Percival Everett’s Zulus makes use of alphabetical methods of organization, especially labeling, extensively. One example would be that the chapters are abecedarian instead of chronological by number. A second example is in the use of names and its function in Zulus. Names function in society as a label because it identifies a person and allows people to pinpoint a specific individual. For example, if I wanted to get my friend’s attention in a crowd, all I need to do is yell out their name. Names hold importance because they are often the primary means of identifying someone; if I wanted to file a police report on someone, I would need their name to do that. This is also shown in Zulus: after returning to the city, Alice could only work after she obtained a new identity through the means of a new name. Names therefore allow society to maintain a sense of order because it’s a universal way of identifying people. It is then perhaps interesting that, despite their association with organization, we see names and labels repeatedly being changed and reflecting disorder in Zulus.

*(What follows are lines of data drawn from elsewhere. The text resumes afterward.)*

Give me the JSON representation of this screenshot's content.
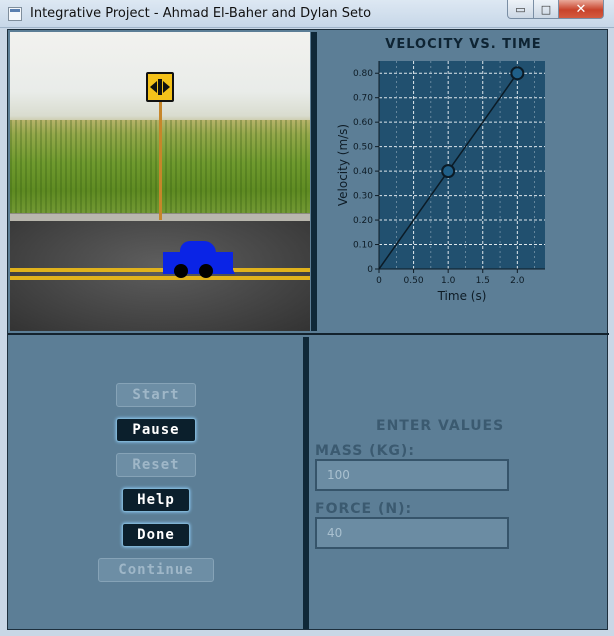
{
  "window": {
    "title": "Integrative Project - Ahmad El-Baher and Dylan Seto",
    "minimize_glyph": "▭",
    "maximize_glyph": "□",
    "close_glyph": "✕"
  },
  "controls": {
    "start": "Start",
    "pause": "Pause",
    "reset": "Reset",
    "help": "Help",
    "done": "Done",
    "continue": "Continue"
  },
  "inputs": {
    "heading": "ENTER VALUES",
    "mass_label": "MASS (KG):",
    "mass_value": "100",
    "force_label": "FORCE (N):",
    "force_value": "40"
  },
  "colors": {
    "panel": "#5c7e96",
    "plot_bg": "#21506f",
    "car": "#0a24e6",
    "sign": "#f5c21a"
  },
  "icons": {
    "sign": "double-arrow-sign-icon",
    "car": "car-icon"
  },
  "chart_data": {
    "type": "line",
    "title": "VELOCITY VS. TIME",
    "xlabel": "Time (s)",
    "ylabel": "Velocity (m/s)",
    "xlim": [
      0,
      2.4
    ],
    "ylim": [
      0,
      0.85
    ],
    "xticks": [
      0,
      0.5,
      1.0,
      1.5,
      2.0
    ],
    "xtick_labels": [
      "0",
      "0.50",
      "1.0",
      "1.5",
      "2.0"
    ],
    "yticks": [
      0,
      0.1,
      0.2,
      0.3,
      0.4,
      0.5,
      0.6,
      0.7,
      0.8
    ],
    "ytick_labels": [
      "0",
      "0.10",
      "0.20",
      "0.30",
      "0.40",
      "0.50",
      "0.60",
      "0.70",
      "0.80"
    ],
    "grid": true,
    "x": [
      0,
      1,
      2
    ],
    "y": [
      0,
      0.4,
      0.8
    ],
    "markers": [
      false,
      true,
      true
    ]
  }
}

Alice, from the view of the baby in her stomach, reports seeing two things on the walls inside her stomach, both of which are an arrangement of letters. One of those arrangements is “MUTATO NOMINE” which refers to the changing of names. What happens when you change a name?
If names could be thought of as labels (as identifiers), then the changing of a name is essentially the changing of a label. Aside from Alice’s change in name, this is also shown at the beginning of the story with Alice’s job at the Division of Religious Adjustment. Alice’s job is to literally change labels; she changes the registered religious alignment of citizens in the city. Interestingly, she manages to convert one of the citizens into a “heifer” which she uses to label individuals who identify with a new religion she names “Dairyism.” According to Alice: “‘We heifers are dairyists and believe that God works in the cheese warehouses.'” In this way, at least initially, Alice creates a level of (perhaps momentary) disorder within society. Even though it might seem like Alice has maintained or increased order by creating another label (which allows another layer of organization), in reality she has created more disorder because she has allowed individuals to identify with an unknown concept. Dairyism wasn’t (at that time) identified and understood by the larger society as a whole; people going around identifying as heifers would then cause a level of confusion and disorder. This disorder is eventually lessened: Alice later sees a small group of people at the Division of Religious Adjustment holding signs supporting dairyism. This shows that society has gained awareness of Dairyism; however it’s important to keep in mind that we (the readers) are unsure as to what scale the knowledge of Dairyism was made public.
We can also see traces of disorder when we apply the full phrase of “Mutato nomine” to the book. “Mutato nomine de te fabula narratur,” according to Merriam Webster, translates to “with the name changed, the story applies to you.” The phrase implies that, with the change of a name, a change of narrative is possible. A bit after we discussed this phrase in class, Dr. Beth asked us (not her exact words): “Who is stuck in this book when you’re done reading it?” When I heard this question, my brain for some reason completely bypassed the question and centered in on “when you’re done reading it” portion. I had realized: aside from Alice, the other shift of names in the book is us—the readers. This story can be opened by different readers, meaning different individuals with different names. This is important because although all of us in the class open and are shown the same text, we don’t all have the same Zulus narrative. Each one of us views a unique story because each of us note different things in Zulus. A good way of showing this is the the exercise the class participated in while reading Home where we (as a class) identified which line stood out to us; we all pretty much picked different lines. This is because we each notice different things about the story depending on who we are and our identity (our name); and then what we choose to pick up shapes our interpretation of the narrative. I can draw this back to our course epigraph: “My job is to notice…and to notice that you can notice.” I notice my interpretation of the book and notice that you can have a different interpretation of the story, yet I don’t know (or can’t know) what you’re noticing. We often think that having the same text, having the alphabet arranged in the same words, and having words arranged in the same order will provide for order and an equal view of the text. Yet each of our interpretations, our versions of the Zulus narratives, are different. None of it is the same across each individual, across each name. In that way, we have disorder.
Although I can pinpoint this, I’m still unsure as to what bigger function the tension between order and disorder serves within Zulus. I’ll probably have to come back and do more reflection on this topic.